  “A lot of the children don’t finish school from that community,” continued Evans, noting the struggles of some children and the school’s efforts to provide support for them.

  “Some stop attending and we paid for CXC’s for them, and we had to literally go and get the children to do the exam. In that community, by the time they reach 16, 17, that’s when the family support falls apart,” he said, adding that some students are very talented, and their dropping out of school demotivates some teachers personally.

  Arthur Coleman, president of the Rocky Point Benevolent Society, said there is a mixture of realities faced by the youngsters who wander the beach each day.

  “Some children go on the beach to make a living because their parents are poor and are not able to send them to school. So they cut fish and hustle (sell) fish from the boats that come in to go to school,” said Coleman.

  “But you have another set that are just loose. They have no parental guidance. So they don’t go to school. They just cut fish on the beach and that’s their job. They don’t bother to go to school,” he continued, adding that the issue has also been one of contention in meetings.


  5,000 child labour cases in Clarendon

According to a 2016 study by the Statistical Institute of Jamaica and the Ministry of Labour and Social Security, Clarendon recorded more than 5,000 suspected cases of child labour. St Elizabeth followed with 4,126, then St Thomas third with 4,078 cases. Most of the cases are believed to be centred at the island’s fishing villages, where most forms of child labour are considered hazardous.

Sasha Deer-Gordon, head of the Child Labour Unit in the Ministry of Labour and Social Security, said many Jamaican families face tough economic times, but warned that child labour cannot be the solution.

Child labour opens up Jamaican children to a string of more heinous forms of child abuse, such as sexual assault and human trafficking.

“We have approximately 38,000 of our children engaged in child labour across the island, and of that number 26,000 of them are engaged in hazardous work. These include handling heavy machinery and spraying farm chemicals,” said Deer-Gordon, adding children who are brought to sea with their parents to the hazardous category.

“This type of work affects physical and mental development of children of a certain age group,” argued Deer-Gordon, noting that the unit still receives reports of children, especially in the rural areas, being withheld from school to work on their parents’ farms.


She bemoaned a lack of enforcement, as she noted also the growing rash of children who are forced to beg or wipe windshields in the Corporate Area. The Child Protection and Family Services Agency (CPFSA) is the entity responsible for investigating suspected child-labour cases.

The CPFSA yesterday told The Sunday Gleaner that between 2015-2017, a total of 1,297 cases of child labour have been reported to the National Children’s Registry and reports are treated and investigated as high priority.

The agency could not speak specifically to child labour taking place at Rocky Point in Clarendon, but noted that it continues to monitor spaces where children are seen working, begging or loitering on the streets. This is a breach of the Child Care and Protection Act, the CPFSA said.
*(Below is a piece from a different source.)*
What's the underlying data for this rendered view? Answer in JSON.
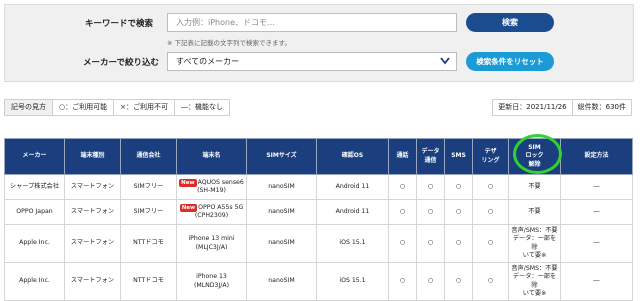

“An investigator working on a case of this nature works closely with the police to provide intervention in the best interest of the child. A needs assessment on the family is usually done, and, based on the outcome referrals are made to other social services agencies, such as PATH and Food For The Poor,” read an emailed response from the agency.

“The issue of street and working children is very dynamic and, as such, the CPFSA’s response to this issue is being done in a comprehensive manner. Last year, we commissioned a study which is currently being finalised. The findings of this research will be used to mobilise stakeholders to develop a framework of action for an integrated response to the issue of street and working children. It will also address the treatment of these children, parenting issues, as well as the family and the community.”

*Names changed